### WORK INSTRUCTIONS
Scan the entries that follow for the word "JSON", then report every line in which it appears.
[INFORMATION SUPPLIED — start]
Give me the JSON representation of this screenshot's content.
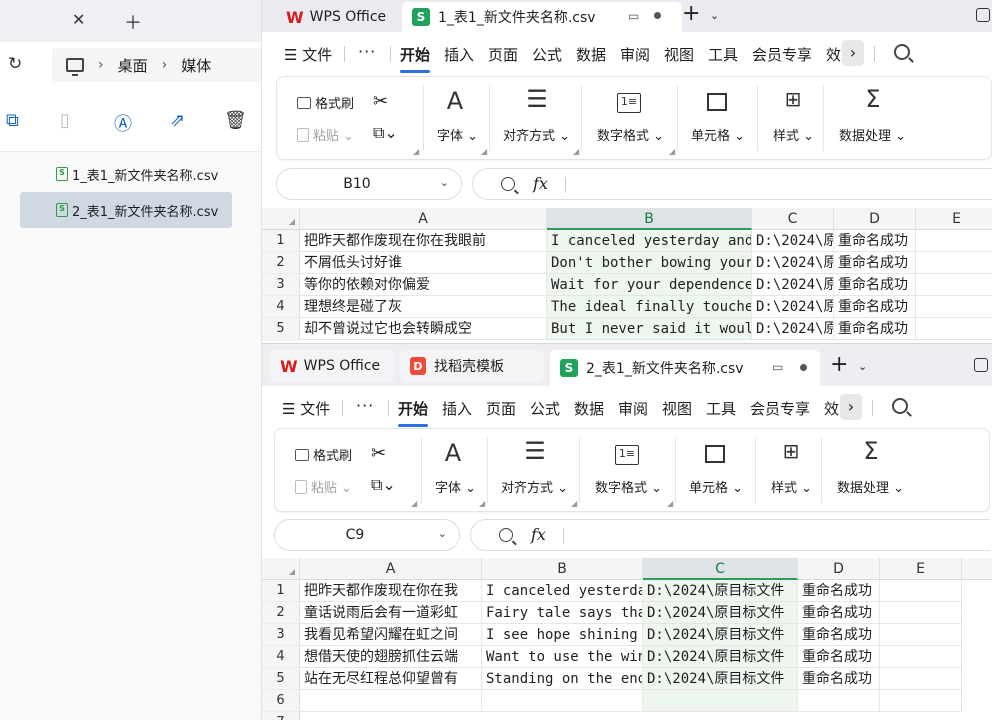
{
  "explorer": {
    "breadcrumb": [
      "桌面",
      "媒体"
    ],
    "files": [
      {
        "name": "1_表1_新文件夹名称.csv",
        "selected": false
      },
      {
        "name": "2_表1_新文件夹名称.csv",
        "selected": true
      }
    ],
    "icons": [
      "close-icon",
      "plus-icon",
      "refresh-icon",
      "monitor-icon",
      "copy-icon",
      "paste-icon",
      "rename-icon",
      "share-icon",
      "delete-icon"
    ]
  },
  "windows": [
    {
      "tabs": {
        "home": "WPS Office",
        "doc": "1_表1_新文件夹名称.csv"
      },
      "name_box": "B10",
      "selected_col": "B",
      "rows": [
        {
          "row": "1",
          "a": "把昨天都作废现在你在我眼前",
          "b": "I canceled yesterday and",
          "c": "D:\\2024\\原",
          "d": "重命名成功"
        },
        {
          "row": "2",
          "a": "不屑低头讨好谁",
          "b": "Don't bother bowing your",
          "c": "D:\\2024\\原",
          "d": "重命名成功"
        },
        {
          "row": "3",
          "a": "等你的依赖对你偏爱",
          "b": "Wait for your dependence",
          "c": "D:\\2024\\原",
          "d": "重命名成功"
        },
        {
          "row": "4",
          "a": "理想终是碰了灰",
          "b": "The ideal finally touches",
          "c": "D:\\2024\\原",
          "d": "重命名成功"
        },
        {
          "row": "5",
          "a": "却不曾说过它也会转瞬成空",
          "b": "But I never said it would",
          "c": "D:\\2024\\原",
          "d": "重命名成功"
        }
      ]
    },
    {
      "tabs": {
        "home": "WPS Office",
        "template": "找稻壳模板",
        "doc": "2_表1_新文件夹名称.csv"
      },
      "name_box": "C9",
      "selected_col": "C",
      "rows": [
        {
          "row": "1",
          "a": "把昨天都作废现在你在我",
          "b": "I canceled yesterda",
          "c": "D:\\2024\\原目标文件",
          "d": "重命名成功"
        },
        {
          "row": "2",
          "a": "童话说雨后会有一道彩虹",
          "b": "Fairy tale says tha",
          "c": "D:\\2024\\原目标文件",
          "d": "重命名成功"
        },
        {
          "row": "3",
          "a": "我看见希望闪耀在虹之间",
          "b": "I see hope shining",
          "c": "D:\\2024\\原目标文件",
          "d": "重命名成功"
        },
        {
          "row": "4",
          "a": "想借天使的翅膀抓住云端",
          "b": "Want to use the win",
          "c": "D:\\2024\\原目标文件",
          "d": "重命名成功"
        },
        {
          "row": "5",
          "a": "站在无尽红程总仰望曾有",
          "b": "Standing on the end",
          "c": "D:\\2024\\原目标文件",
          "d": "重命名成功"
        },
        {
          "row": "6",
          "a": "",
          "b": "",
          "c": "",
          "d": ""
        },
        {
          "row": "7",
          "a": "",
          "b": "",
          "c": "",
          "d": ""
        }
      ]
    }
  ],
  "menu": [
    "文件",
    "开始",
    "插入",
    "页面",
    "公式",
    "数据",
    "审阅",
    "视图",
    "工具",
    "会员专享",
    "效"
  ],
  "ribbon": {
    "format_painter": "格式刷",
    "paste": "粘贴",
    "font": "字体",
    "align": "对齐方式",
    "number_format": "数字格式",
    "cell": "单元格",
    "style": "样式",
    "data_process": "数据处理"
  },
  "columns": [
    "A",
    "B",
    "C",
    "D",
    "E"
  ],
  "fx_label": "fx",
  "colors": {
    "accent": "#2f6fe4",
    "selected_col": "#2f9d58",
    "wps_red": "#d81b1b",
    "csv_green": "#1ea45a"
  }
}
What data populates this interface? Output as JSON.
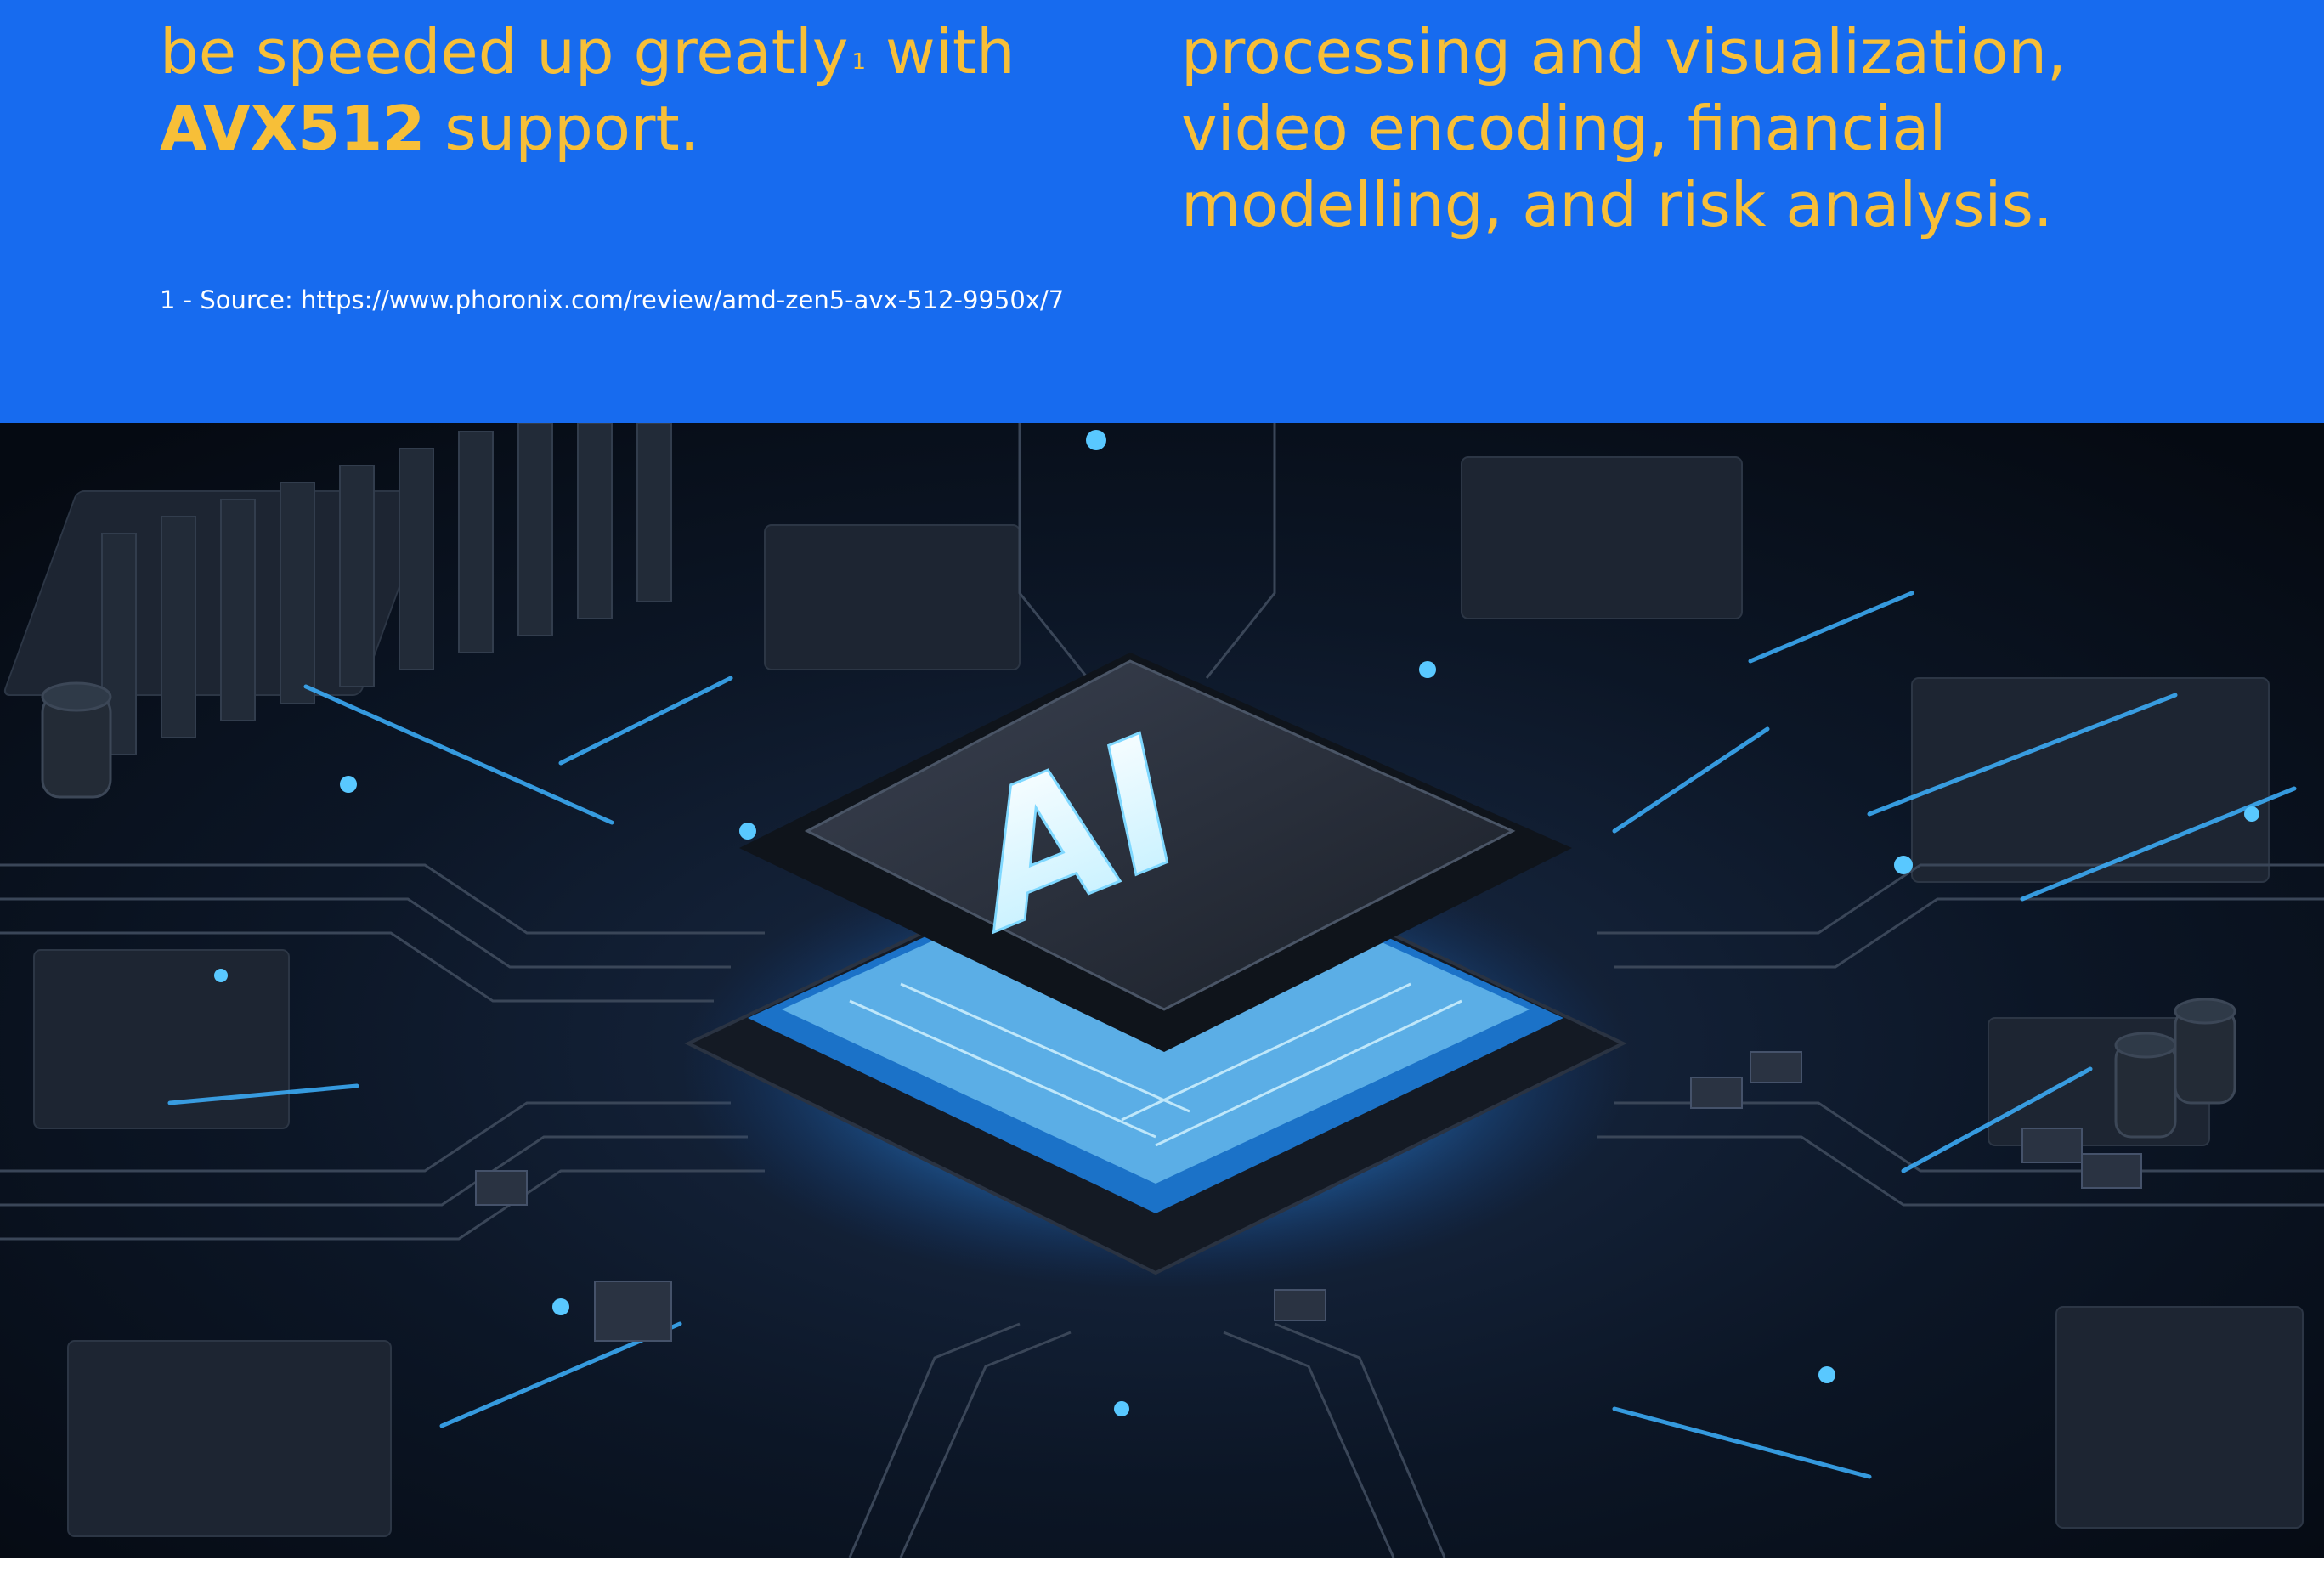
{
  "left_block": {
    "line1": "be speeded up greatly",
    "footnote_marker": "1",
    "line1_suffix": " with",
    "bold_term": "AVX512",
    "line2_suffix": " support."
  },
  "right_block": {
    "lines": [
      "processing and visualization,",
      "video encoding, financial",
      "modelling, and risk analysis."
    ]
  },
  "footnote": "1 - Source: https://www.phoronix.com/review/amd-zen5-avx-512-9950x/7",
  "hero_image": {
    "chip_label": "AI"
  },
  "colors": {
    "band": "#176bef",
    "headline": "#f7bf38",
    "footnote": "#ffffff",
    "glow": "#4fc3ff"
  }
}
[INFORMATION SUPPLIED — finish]
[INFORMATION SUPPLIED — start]
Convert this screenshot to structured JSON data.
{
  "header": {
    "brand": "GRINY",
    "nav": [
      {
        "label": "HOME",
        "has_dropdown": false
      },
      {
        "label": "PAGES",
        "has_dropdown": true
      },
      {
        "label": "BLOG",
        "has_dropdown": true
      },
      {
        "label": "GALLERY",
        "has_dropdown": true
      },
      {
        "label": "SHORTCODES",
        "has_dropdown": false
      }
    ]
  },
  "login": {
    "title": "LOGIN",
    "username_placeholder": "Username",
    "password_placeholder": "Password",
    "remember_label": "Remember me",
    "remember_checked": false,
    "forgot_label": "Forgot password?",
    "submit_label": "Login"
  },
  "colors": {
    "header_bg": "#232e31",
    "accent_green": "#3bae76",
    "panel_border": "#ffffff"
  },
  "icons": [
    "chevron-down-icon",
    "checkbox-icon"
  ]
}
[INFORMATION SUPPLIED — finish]
### SOLUTION FOR THIS TASK
Give me the JSON representation of this screenshot's content.
What data populates this interface? Output as JSON.
Convert this screenshot to structured JSON data.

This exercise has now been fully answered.